The S-300 (NATO reporting name SA-10 Grumble) is a series of Russian long range surface-to-air missile systems produced by NPO Almaz, based on the initial S-300P version. The S-300 system was developed to defend against aircraft and cruise missiles for the Soviet Air Defence Forces. Subsequent variations were developed to intercept ballistic missiles.
The S-300 system was first deployed by the Soviet Union in 1979, designed for the air defence of large industrial and administrative facilities, military bases, and control of airspace against enemy strike aircraft. The system is fully automated, though manual observation and operation are also possible.

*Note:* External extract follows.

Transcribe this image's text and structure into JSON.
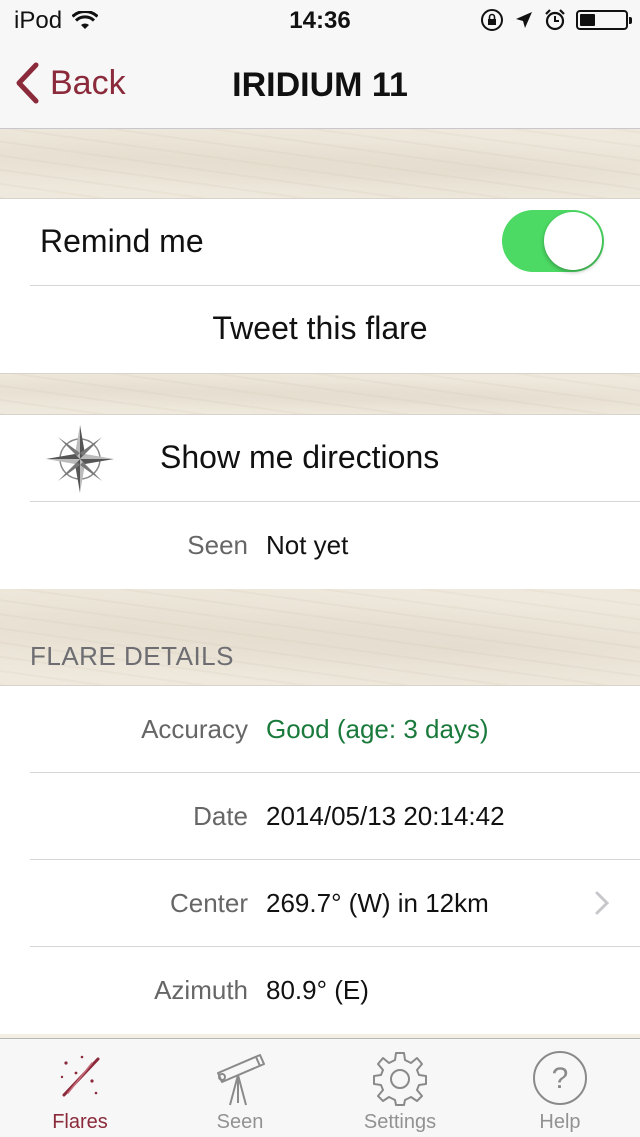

The S-300PS/S-300PM (NATO reporting name SA-10D/E) was introduced in 1985 and is the only version thought to have been fitted with a nuclear warhead. This model saw the introduction of the modern TEL and mobile radar and command-post vehicles that were all based on the MAZ-7910 8×8 truck. This model also featured the new 5V55R missiles which increased maximum engagement range to 90 km and introduced a terminal semi-active radar homing (SARH) guidance mode. The surveillance radar of these systems was designated 30N6. Also introduced with this version was the distinction between self-propelled and towed TELs. The towed TEL is designated 5P85T. Mobile TELs were the 5P85S and 5P85D. The 5P85D was a “slave” TEL, being controlled by a 5P85S “master” TEL. The “master” TEL is identifiable thanks to the large equipment container behind the cabin; in the “slave” TEL this area is not enclosed and is used for cable or spare tyre storage.